Praying mantis preying on something at Red Rock Canyon National Conservation Area
Praying mantis preying on something at Red Rock Canyon National Conservation Area
Photo by Dolev Schreiber

Many Las Vegas natives have encountered the mysterious stick-like insect that magically appears in spring time and disappears again come early winter. But they do not know how fascinating the short life of this praying mantis actually is. This bug, with its triangular UFO-like head, is a carnivore, named for its front legs that are bent and held together as if in prayer. As it stands there and surveys its surroundings, it looks like a harmless presence with spiritual or mystical powers, just like its second name, mantis, or “prophet,” suggests. Little does its prey know how vicious this predator can be.

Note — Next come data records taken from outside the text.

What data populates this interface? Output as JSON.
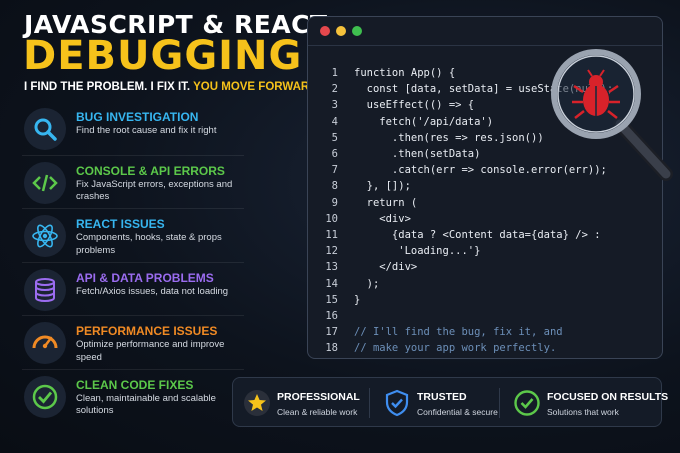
{
  "header": {
    "title_line1": "JAVASCRIPT & REACT",
    "title_line2": "DEBUGGING",
    "tagline_part1": "I FIND THE PROBLEM. I FIX IT.",
    "tagline_part2": "YOU MOVE FORWARD."
  },
  "services": [
    {
      "title": "BUG INVESTIGATION",
      "desc": "Find the root cause and fix it right",
      "color": "#37b6f0",
      "icon": "magnifier-icon"
    },
    {
      "title": "CONSOLE & API ERRORS",
      "desc": "Fix JavaScript errors, exceptions and crashes",
      "color": "#5cc84a",
      "icon": "code-brackets-icon"
    },
    {
      "title": "REACT ISSUES",
      "desc": "Components, hooks, state & props problems",
      "color": "#37b6f0",
      "icon": "react-atom-icon"
    },
    {
      "title": "API & DATA PROBLEMS",
      "desc": "Fetch/Axios issues, data not loading",
      "color": "#9b6cf0",
      "icon": "database-icon"
    },
    {
      "title": "PERFORMANCE ISSUES",
      "desc": "Optimize performance and improve speed",
      "color": "#f08a24",
      "icon": "speedometer-icon"
    },
    {
      "title": "CLEAN CODE FIXES",
      "desc": "Clean, maintainable and scalable solutions",
      "color": "#5cc84a",
      "icon": "check-circle-icon"
    }
  ],
  "code": {
    "window_dots": [
      "#e5484d",
      "#f5c23b",
      "#3fbf4f"
    ],
    "lines": [
      {
        "n": "1",
        "text": "function App() {"
      },
      {
        "n": "2",
        "text": "  const [data, setData] = useState(null);"
      },
      {
        "n": "3",
        "text": "  useEffect(() => {"
      },
      {
        "n": "4",
        "text": "    fetch('/api/data')"
      },
      {
        "n": "5",
        "text": "      .then(res => res.json())"
      },
      {
        "n": "6",
        "text": "      .then(setData)"
      },
      {
        "n": "7",
        "text": "      .catch(err => console.error(err));"
      },
      {
        "n": "8",
        "text": "  }, []);"
      },
      {
        "n": "9",
        "text": "  return ("
      },
      {
        "n": "10",
        "text": "    <div>"
      },
      {
        "n": "11",
        "text": "      {data ? <Content data={data} /> :"
      },
      {
        "n": "12",
        "text": "       'Loading...'}"
      },
      {
        "n": "13",
        "text": "    </div>"
      },
      {
        "n": "14",
        "text": "  );"
      },
      {
        "n": "15",
        "text": "}"
      },
      {
        "n": "16",
        "text": ""
      },
      {
        "n": "17",
        "text": "// I'll find the bug, fix it, and"
      },
      {
        "n": "18",
        "text": "// make your app work perfectly."
      }
    ]
  },
  "badges": [
    {
      "title": "PROFESSIONAL",
      "sub": "Clean & reliable work",
      "icon": "star-icon"
    },
    {
      "title": "TRUSTED",
      "sub": "Confidential & secure",
      "icon": "shield-check-icon"
    },
    {
      "title": "FOCUSED ON RESULTS",
      "sub": "Solutions that work",
      "icon": "check-circle-icon"
    }
  ],
  "colors": {
    "accent_yellow": "#f6c21b",
    "bug_red": "#d8222a"
  }
}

The praying mantis is divided into thousands of species throughout the world, only ten of which are native to the Southwest United States deserts. It has two large compound eyes that can detect light and movement and three simply eyes between them. It also has three pairs of legs, two pairs of wings, and only one ear, located on the underside of its belly, mainly used to detect the sound of bats, its worst enemy. When a bat attacks, a praying mantis, in mid-flight, can simply stop flapping its wings and drop out of reach, performing an impressive tuck-and-roll defensive technique.

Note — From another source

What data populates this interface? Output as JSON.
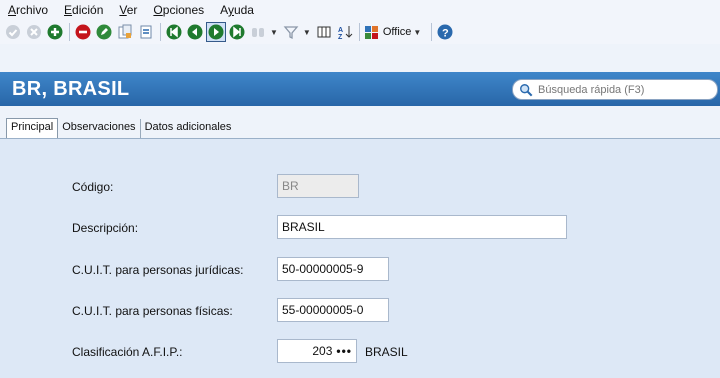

Most remarkable within the world of insects is the praying mantis’ ability to turn its head 180 degrees to scan the surroundings. The constantly hungry and gluttonous insect preys on moths, crickets, grasshoppers, flies, spiders, and even lizards, frogs, and hummingbirds. It captures its prey using its front legs with such quick reflexes the human eye cannot register it. These legs are equipped with spikes that hold its prey in place while the mantis devours it alive.

According to an article about the praying mantis in National Geographic, the insect can be so hungry it will even eat its own kind. And, as is common in other insects (see the tarantula, for instance), the female praying mantis may feast on its male partner immediately following, or sometimes during, mating. In the fall, the female will lay hundreds of eggs and cover them with a plaster-like substance for protection until they hatch in the spring and the cycle begins again.

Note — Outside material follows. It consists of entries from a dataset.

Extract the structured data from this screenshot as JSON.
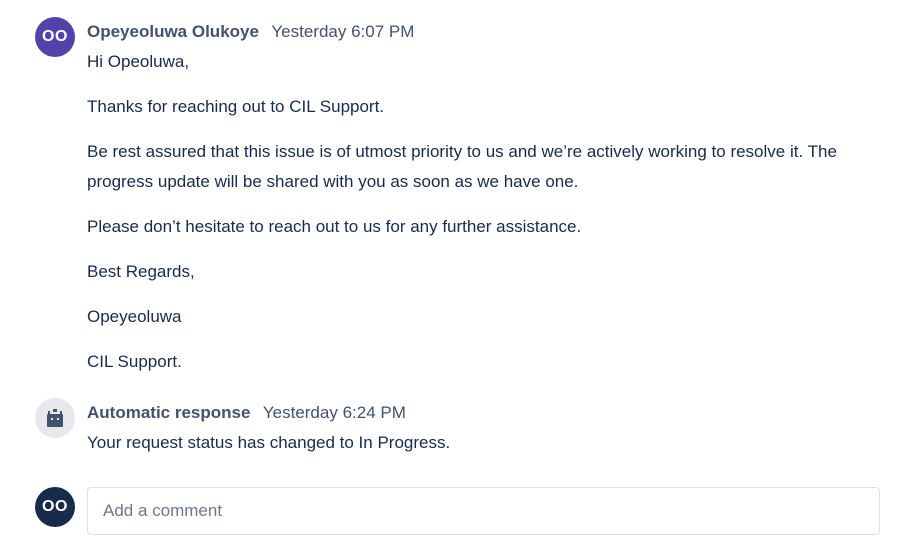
{
  "comments": [
    {
      "avatar_initials": "OO",
      "author": "Opeyeoluwa Olukoye",
      "timestamp": "Yesterday 6:07 PM",
      "paragraphs": [
        "Hi Opeoluwa,",
        "Thanks for reaching out to CIL Support.",
        "Be rest assured that this issue is of utmost priority to us and we’re actively working to resolve it. The progress update will be shared with you as soon as we have one.",
        "Please don’t hesitate to reach out to us for any further assistance.",
        "Best Regards,",
        "Opeyeoluwa",
        "CIL Support."
      ]
    },
    {
      "avatar_icon": "bot-icon",
      "author": "Automatic response",
      "timestamp": "Yesterday 6:24 PM",
      "text": "Your request status has changed to In Progress."
    }
  ],
  "composer": {
    "avatar_initials": "OO",
    "placeholder": "Add a comment"
  },
  "colors": {
    "author_avatar": "#5243aa",
    "user_avatar": "#172b4d",
    "bot_avatar_bg": "#e6e8ec",
    "meta_text": "#42526e",
    "body_text": "#172b4d"
  }
}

Visit the giant fire-spitting structure of a praying mantis at the entrance to the Container Park in downtown Las Vegas, Nevada and check out more information about it and other southwest desert animals at the DesertUSA website.